MARQUETTE, Mich. (WJMN) – The Marquette City Commission voted on an amendment to the Duke LifePoint Marquette General Replacement Hospital Brownfield Plan on May 24.
In the plan, DLP Marquette General hospital receives money from the city as a loan to be paid back through Tax Increment Financing. Originally the allowed indebtedness was $52,403,650. Under the amendment, the maximum allowed indebtedness would increase to $52,853,650 and would to help finance eligible activities at the Beacon House site.
David Allen, Chair of the City of Marquette Brownfield Authority, says they had thought it was possible that the hospital wouldn’t use all of the money originally allowed under the brownfield plan and that some of that could be directed to the Beacon House.
“It turned out the hospital did use all of their full amounts and there was no money left in the original brownfield plan to cover what Beacon House wanted to do,” said Allen. “So that then allowed us to consider this new idea…, we could amend that original brownfield plan to add $460,000 to cover these activities, these brownfield eligible activities, that Beacon House wanted done.”
Allen says the Marquette Brownfield authority passed the amendment in February after checking whether it fit with the law and with city policies. The amendment then would have had to pass through the city commission for approval. Mayor Jenna Smith says typically Brownfield plans are done with for-profit entities and that it’s not common for non-profit organizations to work with a for-profit organization to use brownfield money.
“Duke Lifepoint had their Brownfield Plan and they certainly have some money leftover in that Brownfield Plan if they needed to do some additional remediation or whatever fell within that plan and they were trying to take those dollars that had been allocated to them and work Beacon House into that plan for Beacon house to be able to have access to those Brownfield dollars,” said Smith.
Smith says she finds her role as mayor and a city commissioner is to ensure financial stability for the city, for the taxpayer of the City of Marquette and to ensure they are spending their money on essential city services.
“As much as I wholeheartedly support the efforts of the Beacon House and what they do, they are a fantastic nonprofit, they do amazing things for folks coming in to get treatment but the hard part was that supporting them in this way was not part of our strategic or master plan it’s not part of what the residents have charged us with as our role as city commissioners and so I personally didn’t feel that I could support that Brownfield adjustment,” said Smith.
Jessica Hanley, Marquette City Commissioner, also voted no on the amendment.
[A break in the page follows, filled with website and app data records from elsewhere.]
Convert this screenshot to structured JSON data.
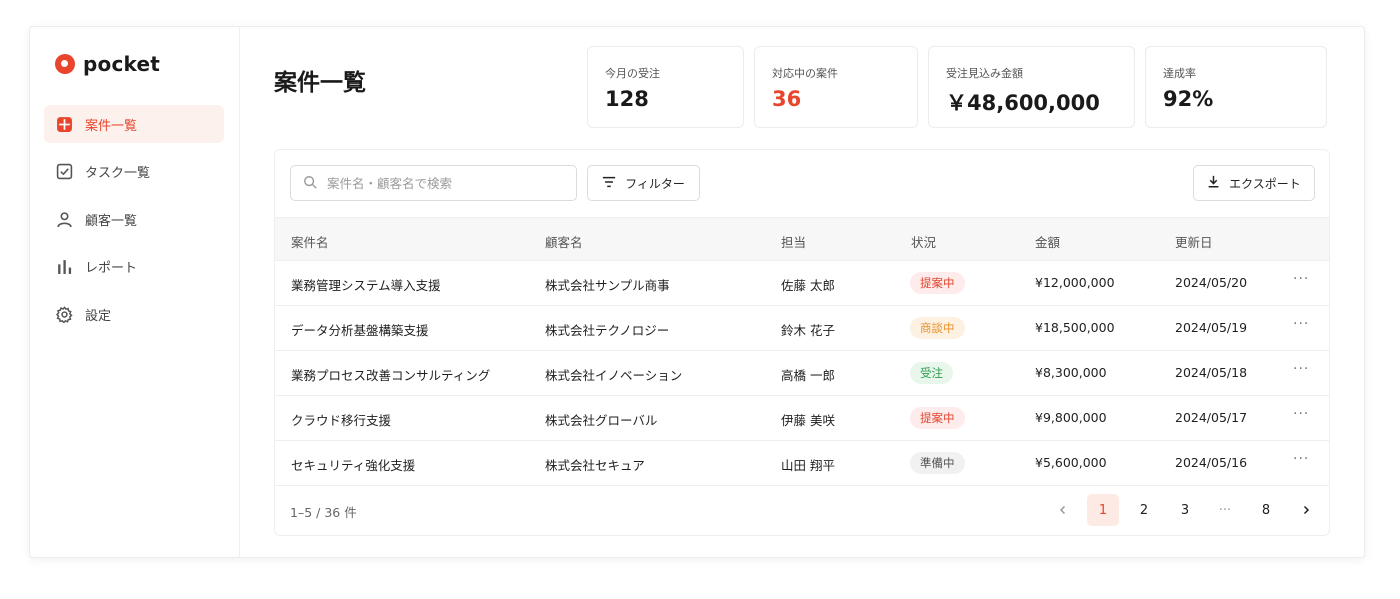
{
  "brand": {
    "name": "pocket",
    "color": "#e8452c"
  },
  "nav": [
    {
      "label": "案件一覧",
      "icon": "case-list-icon",
      "active": true
    },
    {
      "label": "タスク一覧",
      "icon": "task-check-icon",
      "active": false
    },
    {
      "label": "顧客一覧",
      "icon": "person-icon",
      "active": false
    },
    {
      "label": "レポート",
      "icon": "bar-chart-icon",
      "active": false
    },
    {
      "label": "設定",
      "icon": "gear-icon",
      "active": false
    }
  ],
  "page": {
    "title": "案件一覧"
  },
  "stats": [
    {
      "label": "今月の受注",
      "value": "128"
    },
    {
      "label": "対応中の案件",
      "value": "36"
    },
    {
      "label": "受注見込み金額",
      "value": "￥48,600,000"
    },
    {
      "label": "達成率",
      "value": "92%"
    }
  ],
  "toolbar": {
    "search_placeholder": "案件名・顧客名で検索",
    "filter_label": "フィルター",
    "export_label": "エクスポート"
  },
  "table": {
    "columns": [
      "案件名",
      "顧客名",
      "担当",
      "状況",
      "金額",
      "更新日"
    ],
    "rows": [
      {
        "name": "業務管理システム導入支援",
        "client": "株式会社サンプル商事",
        "owner": "佐藤 太郎",
        "status": "提案中",
        "amount": "¥12,000,000",
        "updated": "2024/05/20"
      },
      {
        "name": "データ分析基盤構築支援",
        "client": "株式会社テクノロジー",
        "owner": "鈴木 花子",
        "status": "商談中",
        "amount": "¥18,500,000",
        "updated": "2024/05/19"
      },
      {
        "name": "業務プロセス改善コンサルティング",
        "client": "株式会社イノベーション",
        "owner": "高橋 一郎",
        "status": "受注",
        "amount": "¥8,300,000",
        "updated": "2024/05/18"
      },
      {
        "name": "クラウド移行支援",
        "client": "株式会社グローバル",
        "owner": "伊藤 美咲",
        "status": "提案中",
        "amount": "¥9,800,000",
        "updated": "2024/05/17"
      },
      {
        "name": "セキュリティ強化支援",
        "client": "株式会社セキュア",
        "owner": "山田 翔平",
        "status": "準備中",
        "amount": "¥5,600,000",
        "updated": "2024/05/16"
      }
    ],
    "row_action": "···"
  },
  "status_colors": {
    "提案中": {
      "bg": "#fdeceb",
      "fg": "#e0452f"
    },
    "商談中": {
      "bg": "#fdf1e2",
      "fg": "#e8902a"
    },
    "受注": {
      "bg": "#e8f6ec",
      "fg": "#2f9e52"
    },
    "準備中": {
      "bg": "#f1f1f1",
      "fg": "#555555"
    }
  },
  "pagination": {
    "summary": "1–5 / 36 件",
    "pages": [
      "1",
      "2",
      "3",
      "···",
      "8"
    ],
    "current": "1"
  }
}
She says because the Beacon House is a nonprofit, they will not pay property taxes that go towards paying back the money from the brownfield plan.
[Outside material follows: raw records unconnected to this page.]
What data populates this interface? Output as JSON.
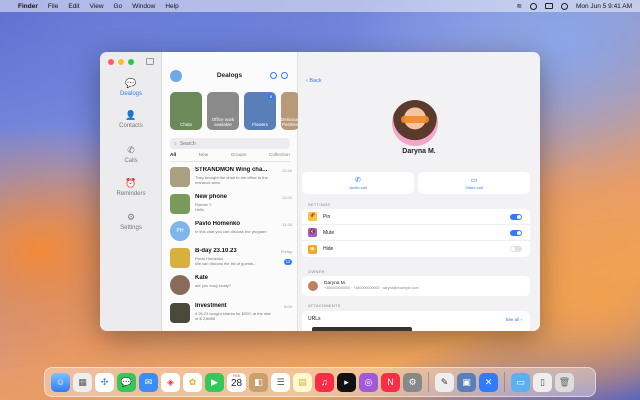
{
  "menubar": {
    "app": "Finder",
    "items": [
      "File",
      "Edit",
      "View",
      "Go",
      "Window",
      "Help"
    ],
    "clock": "Mon Jun 5  9:41 AM"
  },
  "sidebar": {
    "items": [
      {
        "label": "Dealogs",
        "icon": "chat-bubble-icon"
      },
      {
        "label": "Contacts",
        "icon": "person-icon"
      },
      {
        "label": "Calls",
        "icon": "phone-icon"
      },
      {
        "label": "Reminders",
        "icon": "alarm-icon"
      },
      {
        "label": "Settings",
        "icon": "gear-icon"
      }
    ]
  },
  "list": {
    "title": "Dealogs",
    "stories": [
      {
        "label": "Chats",
        "color": "#6b8a5a"
      },
      {
        "label": "Office work available",
        "color": "#8a8a8a"
      },
      {
        "label": "Flowers",
        "color": "#5a7fb8",
        "badge": "8"
      },
      {
        "label": "Delicious Pastries",
        "color": "#b89a7a"
      }
    ],
    "search_placeholder": "Search",
    "tabs": [
      "All",
      "New",
      "Groups",
      "Collection"
    ],
    "chats": [
      {
        "name": "STRANDMON Wing cha...",
        "sub": "They brought the chair to the office to the entrance area",
        "time": "12:34",
        "color": "#a8a080"
      },
      {
        "name": "New phone",
        "sub": "Roman T.\nHello",
        "time": "12:00",
        "color": "#7a9a5a"
      },
      {
        "name": "Pavlo Homenko",
        "sub": "In this chat you can discuss the program",
        "time": "11:30",
        "color": "#7eb6ec",
        "initials": "PH"
      },
      {
        "name": "B-day 23.10.23",
        "sub": "Pavlo Homenko\nWe can discuss the list of guests...",
        "time": "Friday",
        "color": "#d8b040",
        "count": "12"
      },
      {
        "name": "Kate",
        "sub": "are you busy today?",
        "time": "",
        "color": "#8a6a5a"
      },
      {
        "name": "Investment",
        "sub": "It 26.23 bought shares for $200, at the rate of $ 2,8865",
        "time": "8:00",
        "color": "#4a4a3a"
      }
    ]
  },
  "detail": {
    "back": "Back",
    "name": "Daryna M.",
    "actions": [
      {
        "label": "Audio call",
        "icon": "phone-icon"
      },
      {
        "label": "Video call",
        "icon": "video-icon"
      }
    ],
    "settings_header": "SETTINGS",
    "settings": [
      {
        "label": "Pin",
        "color": "#f5c542",
        "on": true
      },
      {
        "label": "Mute",
        "color": "#a05ad8",
        "on": true
      },
      {
        "label": "Hide",
        "color": "#f5a623",
        "on": false
      }
    ],
    "owner_header": "OWNER",
    "owner_name": "Daryna M.",
    "owner_contact": "+380000000000 · +380000000000 · daryna@example.com",
    "attachments_header": "ATTACHMENTS",
    "urls_label": "URLs",
    "see_all": "See all"
  },
  "dock": {
    "calendar_month": "FEB",
    "calendar_day": "28"
  }
}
“They are not being taxed on that property ever, in perpetuity the Beacon House gets that property tax free from the city which is what they did at the old Beacon House property which is a wonderful thing to do for them I think,” said Hanley. “But because of that when they wrote the plan for the property being not tax free they did write into it that they were not eligible for dollars from the Brownfield plan because of the fact that brownfields are paid back with tax incremental financing and they wouldn’t be taxed and thus no taxes would be paid back in theory.”
DLP Marquette General Hospital would pay back the approximately $450,000 that was requested in the amendment. Hanley says that they have a cap on how much brownfield money can be loaned and it’s money that could be used for other brownfield projects.
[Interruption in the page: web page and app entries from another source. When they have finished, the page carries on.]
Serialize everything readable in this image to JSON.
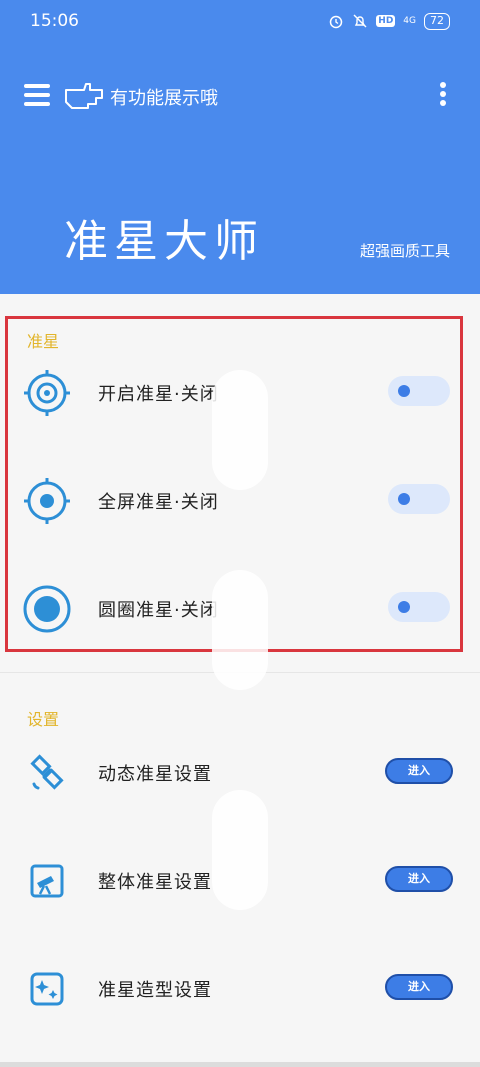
{
  "status_bar": {
    "time": "15:06",
    "hd": "HD",
    "signal": "4G",
    "battery": "72"
  },
  "app_bar": {
    "title": "有功能展示哦"
  },
  "hero": {
    "app_name": "准星大师",
    "subtitle": "超强画质工具"
  },
  "sections": {
    "crosshair": {
      "title": "准星",
      "items": [
        {
          "label": "开启准星·关闭",
          "icon": "crosshair-ring-icon",
          "toggle_on": false
        },
        {
          "label": "全屏准星·关闭",
          "icon": "crosshair-dot-icon",
          "toggle_on": false
        },
        {
          "label": "圆圈准星·关闭",
          "icon": "circle-dot-icon",
          "toggle_on": false
        }
      ]
    },
    "settings": {
      "title": "设置",
      "items": [
        {
          "label": "动态准星设置",
          "icon": "satellite-icon",
          "button": "进入"
        },
        {
          "label": "整体准星设置",
          "icon": "telescope-icon",
          "button": "进入"
        },
        {
          "label": "准星造型设置",
          "icon": "sparkle-icon",
          "button": "进入"
        }
      ]
    }
  },
  "colors": {
    "header_bg": "#4a8aed",
    "accent": "#3d7de6",
    "section_title": "#e2b52c",
    "highlight_border": "#d9363e"
  }
}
“As a city commission we have to look at it and say this is tax money from the City of Marquette, is it fair to allow one nonprofit to benefit from this tax money when we don’t give any other non-profit in the city tax money ever,” said Hanely. “That’s where my holdup was why I couldn’t vote for it, I love the Beacon House after the meeting I donated to their fund for this building, I believe in this building but I couldn’t give them tax money from the city and find it fair to do it in any way is the way I saw it.”
Mary Tavernini, CEO of the Hospitality House of the Upper Peninsula, says they were advised that this could be a way to help reimburse the remediation of some contaminants on the site they are building on.
“When we first started this construction you know we built here on this land that the hospital had originally owned and it was originally designated as a Brownfield site, and so we were advised by some of the professionals, that there was an opportunity a way for us to be reimbursed to do some of the cleanup on the land so we followed that procedure at their recommendation but when it got to the city level the city disagreed,” said Tavernini.
Tavernini says they had hoped it would be money they wouldn’t have to fundraise.
“We had actually had this little glimmer of hope that we would have some additional funds that we would actually be reimbursed so it was that much less money that we would need to raise but now with this as the latest development we’re just going to continue to raise the money,” sid Tavernini.
She says they are grateful for the support they receive.
“So grateful to all the people who came out and wanted to let the city know that they were behind us and they would hope for a yes vote, grateful to the city for giving us an opportunity to talk to them about it and to look into that opportunity, and I’m just grateful that we’re this far along and that we’re going to find more help.”